[INSTRUCTIONS FOR THE TASK]
Your answer should hold exactly the lines from the one with "What data populates" through the final line of the data below, reproduced as written.

INFORMATION PROVIDED Block Start

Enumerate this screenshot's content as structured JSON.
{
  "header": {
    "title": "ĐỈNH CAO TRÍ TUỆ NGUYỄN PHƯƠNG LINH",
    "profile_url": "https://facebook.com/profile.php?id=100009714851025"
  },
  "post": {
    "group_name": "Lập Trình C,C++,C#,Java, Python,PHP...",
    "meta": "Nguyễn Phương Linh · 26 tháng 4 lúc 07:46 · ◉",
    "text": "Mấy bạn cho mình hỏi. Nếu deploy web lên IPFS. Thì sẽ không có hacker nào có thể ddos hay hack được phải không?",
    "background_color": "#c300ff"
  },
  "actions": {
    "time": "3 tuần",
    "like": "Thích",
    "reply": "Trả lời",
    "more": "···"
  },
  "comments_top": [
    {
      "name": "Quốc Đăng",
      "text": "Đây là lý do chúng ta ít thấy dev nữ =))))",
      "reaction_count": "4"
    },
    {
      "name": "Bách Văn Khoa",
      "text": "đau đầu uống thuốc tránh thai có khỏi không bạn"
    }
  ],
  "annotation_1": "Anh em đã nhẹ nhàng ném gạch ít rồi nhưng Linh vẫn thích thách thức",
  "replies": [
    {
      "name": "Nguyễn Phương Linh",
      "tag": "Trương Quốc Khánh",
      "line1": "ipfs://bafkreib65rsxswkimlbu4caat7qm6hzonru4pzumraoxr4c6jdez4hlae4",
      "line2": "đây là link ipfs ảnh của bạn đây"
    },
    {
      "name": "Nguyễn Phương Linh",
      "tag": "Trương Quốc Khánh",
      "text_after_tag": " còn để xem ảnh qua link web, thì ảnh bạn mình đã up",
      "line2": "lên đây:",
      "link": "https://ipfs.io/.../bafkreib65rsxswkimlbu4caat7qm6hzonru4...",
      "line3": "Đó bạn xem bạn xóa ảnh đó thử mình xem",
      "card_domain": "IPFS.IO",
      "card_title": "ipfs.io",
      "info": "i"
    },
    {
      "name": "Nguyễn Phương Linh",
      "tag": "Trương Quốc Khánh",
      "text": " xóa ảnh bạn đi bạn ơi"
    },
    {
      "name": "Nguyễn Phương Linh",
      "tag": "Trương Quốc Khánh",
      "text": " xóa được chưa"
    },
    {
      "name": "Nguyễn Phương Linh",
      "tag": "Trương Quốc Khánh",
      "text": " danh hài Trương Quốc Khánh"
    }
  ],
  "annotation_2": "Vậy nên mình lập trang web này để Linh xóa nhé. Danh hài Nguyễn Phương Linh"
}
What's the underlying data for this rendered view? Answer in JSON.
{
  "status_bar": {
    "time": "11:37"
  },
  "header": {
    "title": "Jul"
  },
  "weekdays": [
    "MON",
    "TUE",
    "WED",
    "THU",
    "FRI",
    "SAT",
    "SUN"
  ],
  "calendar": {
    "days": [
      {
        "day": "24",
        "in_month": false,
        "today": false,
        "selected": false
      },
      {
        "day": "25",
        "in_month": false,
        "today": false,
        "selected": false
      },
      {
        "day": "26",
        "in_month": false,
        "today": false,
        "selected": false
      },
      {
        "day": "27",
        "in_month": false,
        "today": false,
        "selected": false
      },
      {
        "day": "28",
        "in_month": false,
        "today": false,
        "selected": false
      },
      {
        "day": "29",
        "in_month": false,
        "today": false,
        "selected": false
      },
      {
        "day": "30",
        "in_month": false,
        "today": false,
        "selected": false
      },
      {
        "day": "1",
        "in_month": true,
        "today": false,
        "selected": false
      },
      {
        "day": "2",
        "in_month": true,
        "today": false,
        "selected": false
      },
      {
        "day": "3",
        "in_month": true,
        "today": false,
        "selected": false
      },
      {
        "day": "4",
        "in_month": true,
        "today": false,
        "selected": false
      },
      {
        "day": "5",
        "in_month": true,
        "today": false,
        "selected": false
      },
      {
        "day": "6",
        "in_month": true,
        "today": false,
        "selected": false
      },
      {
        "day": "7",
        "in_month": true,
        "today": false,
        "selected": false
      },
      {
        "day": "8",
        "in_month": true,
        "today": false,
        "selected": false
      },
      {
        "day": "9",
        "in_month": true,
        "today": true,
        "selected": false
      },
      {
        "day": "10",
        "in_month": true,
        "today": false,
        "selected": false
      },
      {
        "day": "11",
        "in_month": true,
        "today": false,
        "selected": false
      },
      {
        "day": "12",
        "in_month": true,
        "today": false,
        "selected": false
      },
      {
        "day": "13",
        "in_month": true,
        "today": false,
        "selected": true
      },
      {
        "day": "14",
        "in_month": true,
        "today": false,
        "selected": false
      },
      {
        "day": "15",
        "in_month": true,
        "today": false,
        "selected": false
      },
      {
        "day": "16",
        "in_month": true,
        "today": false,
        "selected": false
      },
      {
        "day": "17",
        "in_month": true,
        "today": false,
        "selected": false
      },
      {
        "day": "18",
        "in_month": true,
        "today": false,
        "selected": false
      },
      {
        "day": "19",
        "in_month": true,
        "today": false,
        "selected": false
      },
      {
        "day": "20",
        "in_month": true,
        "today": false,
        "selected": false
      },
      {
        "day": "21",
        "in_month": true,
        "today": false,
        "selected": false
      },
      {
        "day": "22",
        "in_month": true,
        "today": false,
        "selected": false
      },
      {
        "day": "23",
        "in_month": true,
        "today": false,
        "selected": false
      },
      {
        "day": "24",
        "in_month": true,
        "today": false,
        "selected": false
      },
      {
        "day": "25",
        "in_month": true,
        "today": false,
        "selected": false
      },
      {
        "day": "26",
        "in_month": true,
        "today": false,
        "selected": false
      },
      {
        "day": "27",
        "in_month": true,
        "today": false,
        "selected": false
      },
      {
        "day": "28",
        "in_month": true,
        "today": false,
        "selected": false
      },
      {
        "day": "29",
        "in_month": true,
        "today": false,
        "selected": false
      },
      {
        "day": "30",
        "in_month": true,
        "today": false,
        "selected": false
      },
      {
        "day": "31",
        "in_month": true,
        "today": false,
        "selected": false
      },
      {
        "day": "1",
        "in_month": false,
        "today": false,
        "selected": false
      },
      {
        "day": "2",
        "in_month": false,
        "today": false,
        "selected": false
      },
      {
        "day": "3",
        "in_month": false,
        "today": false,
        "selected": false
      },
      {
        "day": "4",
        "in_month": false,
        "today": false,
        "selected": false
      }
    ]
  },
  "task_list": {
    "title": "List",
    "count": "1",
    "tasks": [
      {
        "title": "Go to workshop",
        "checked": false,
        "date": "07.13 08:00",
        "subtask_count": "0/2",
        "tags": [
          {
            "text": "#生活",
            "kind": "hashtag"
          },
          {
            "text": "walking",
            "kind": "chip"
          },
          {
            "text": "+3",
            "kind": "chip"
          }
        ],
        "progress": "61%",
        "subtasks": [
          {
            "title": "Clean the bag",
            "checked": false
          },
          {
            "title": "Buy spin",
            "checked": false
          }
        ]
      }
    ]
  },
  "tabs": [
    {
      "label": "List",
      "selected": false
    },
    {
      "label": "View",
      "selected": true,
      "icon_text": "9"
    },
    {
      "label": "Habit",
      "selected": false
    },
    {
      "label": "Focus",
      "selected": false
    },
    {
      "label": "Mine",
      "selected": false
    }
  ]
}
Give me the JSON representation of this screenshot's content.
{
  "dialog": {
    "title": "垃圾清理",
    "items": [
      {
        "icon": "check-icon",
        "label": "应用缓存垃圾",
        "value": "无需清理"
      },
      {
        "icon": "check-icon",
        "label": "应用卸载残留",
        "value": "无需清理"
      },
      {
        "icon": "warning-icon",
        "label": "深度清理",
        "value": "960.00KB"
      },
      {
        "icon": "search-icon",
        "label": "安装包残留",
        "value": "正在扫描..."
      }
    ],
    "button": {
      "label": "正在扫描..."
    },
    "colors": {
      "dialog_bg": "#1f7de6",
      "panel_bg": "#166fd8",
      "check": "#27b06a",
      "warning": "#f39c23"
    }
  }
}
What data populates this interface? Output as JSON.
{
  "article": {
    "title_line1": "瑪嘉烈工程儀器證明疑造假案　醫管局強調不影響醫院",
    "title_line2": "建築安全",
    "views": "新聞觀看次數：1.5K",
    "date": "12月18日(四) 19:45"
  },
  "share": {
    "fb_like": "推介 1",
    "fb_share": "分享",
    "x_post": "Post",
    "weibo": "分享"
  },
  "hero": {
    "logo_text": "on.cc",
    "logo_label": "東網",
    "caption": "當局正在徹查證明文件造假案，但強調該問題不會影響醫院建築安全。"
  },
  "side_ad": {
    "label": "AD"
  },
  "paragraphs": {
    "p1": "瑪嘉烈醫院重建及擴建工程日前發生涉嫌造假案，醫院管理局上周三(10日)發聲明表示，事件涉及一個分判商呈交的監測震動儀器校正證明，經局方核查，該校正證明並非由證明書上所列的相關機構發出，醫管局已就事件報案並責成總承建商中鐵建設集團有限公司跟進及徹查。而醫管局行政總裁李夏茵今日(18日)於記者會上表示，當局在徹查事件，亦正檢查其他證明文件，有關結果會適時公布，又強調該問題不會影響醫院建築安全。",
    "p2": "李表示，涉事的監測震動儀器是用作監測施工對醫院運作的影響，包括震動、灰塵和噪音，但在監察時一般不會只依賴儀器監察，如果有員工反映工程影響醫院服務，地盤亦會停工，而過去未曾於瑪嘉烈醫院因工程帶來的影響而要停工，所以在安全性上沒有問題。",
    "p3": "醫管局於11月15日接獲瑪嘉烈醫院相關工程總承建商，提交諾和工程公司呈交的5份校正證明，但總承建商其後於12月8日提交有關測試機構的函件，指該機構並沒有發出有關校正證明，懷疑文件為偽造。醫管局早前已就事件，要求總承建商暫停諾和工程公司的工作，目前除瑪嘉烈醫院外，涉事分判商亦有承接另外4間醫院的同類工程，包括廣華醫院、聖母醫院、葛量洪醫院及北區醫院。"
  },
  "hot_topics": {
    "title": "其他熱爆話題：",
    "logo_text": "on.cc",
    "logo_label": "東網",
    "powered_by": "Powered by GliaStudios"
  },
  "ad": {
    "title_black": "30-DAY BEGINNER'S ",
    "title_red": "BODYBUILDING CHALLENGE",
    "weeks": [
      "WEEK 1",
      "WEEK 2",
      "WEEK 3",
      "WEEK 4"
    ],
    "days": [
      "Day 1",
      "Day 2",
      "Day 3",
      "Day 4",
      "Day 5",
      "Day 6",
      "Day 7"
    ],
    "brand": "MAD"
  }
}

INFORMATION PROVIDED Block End

[RESPONSE BELOW]
What data populates this interface? Output as JSON.
{
  "article": {
    "title_line1": "瑪嘉烈工程儀器證明疑造假案　醫管局強調不影響醫院",
    "title_line2": "建築安全",
    "views": "新聞觀看次數：1.5K",
    "date": "12月18日(四) 19:45"
  },
  "share": {
    "fb_like": "推介 1",
    "fb_share": "分享",
    "x_post": "Post",
    "weibo": "分享"
  },
  "hero": {
    "logo_text": "on.cc",
    "logo_label": "東網",
    "caption": "當局正在徹查證明文件造假案，但強調該問題不會影響醫院建築安全。"
  },
  "side_ad": {
    "label": "AD"
  },
  "paragraphs": {
    "p1": "瑪嘉烈醫院重建及擴建工程日前發生涉嫌造假案，醫院管理局上周三(10日)發聲明表示，事件涉及一個分判商呈交的監測震動儀器校正證明，經局方核查，該校正證明並非由證明書上所列的相關機構發出，醫管局已就事件報案並責成總承建商中鐵建設集團有限公司跟進及徹查。而醫管局行政總裁李夏茵今日(18日)於記者會上表示，當局在徹查事件，亦正檢查其他證明文件，有關結果會適時公布，又強調該問題不會影響醫院建築安全。",
    "p2": "李表示，涉事的監測震動儀器是用作監測施工對醫院運作的影響，包括震動、灰塵和噪音，但在監察時一般不會只依賴儀器監察，如果有員工反映工程影響醫院服務，地盤亦會停工，而過去未曾於瑪嘉烈醫院因工程帶來的影響而要停工，所以在安全性上沒有問題。",
    "p3": "醫管局於11月15日接獲瑪嘉烈醫院相關工程總承建商，提交諾和工程公司呈交的5份校正證明，但總承建商其後於12月8日提交有關測試機構的函件，指該機構並沒有發出有關校正證明，懷疑文件為偽造。醫管局早前已就事件，要求總承建商暫停諾和工程公司的工作，目前除瑪嘉烈醫院外，涉事分判商亦有承接另外4間醫院的同類工程，包括廣華醫院、聖母醫院、葛量洪醫院及北區醫院。"
  },
  "hot_topics": {
    "title": "其他熱爆話題：",
    "logo_text": "on.cc",
    "logo_label": "東網",
    "powered_by": "Powered by GliaStudios"
  },
  "ad": {
    "title_black": "30-DAY BEGINNER'S ",
    "title_red": "BODYBUILDING CHALLENGE",
    "weeks": [
      "WEEK 1",
      "WEEK 2",
      "WEEK 3",
      "WEEK 4"
    ],
    "days": [
      "Day 1",
      "Day 2",
      "Day 3",
      "Day 4",
      "Day 5",
      "Day 6",
      "Day 7"
    ],
    "brand": "MAD"
  }
}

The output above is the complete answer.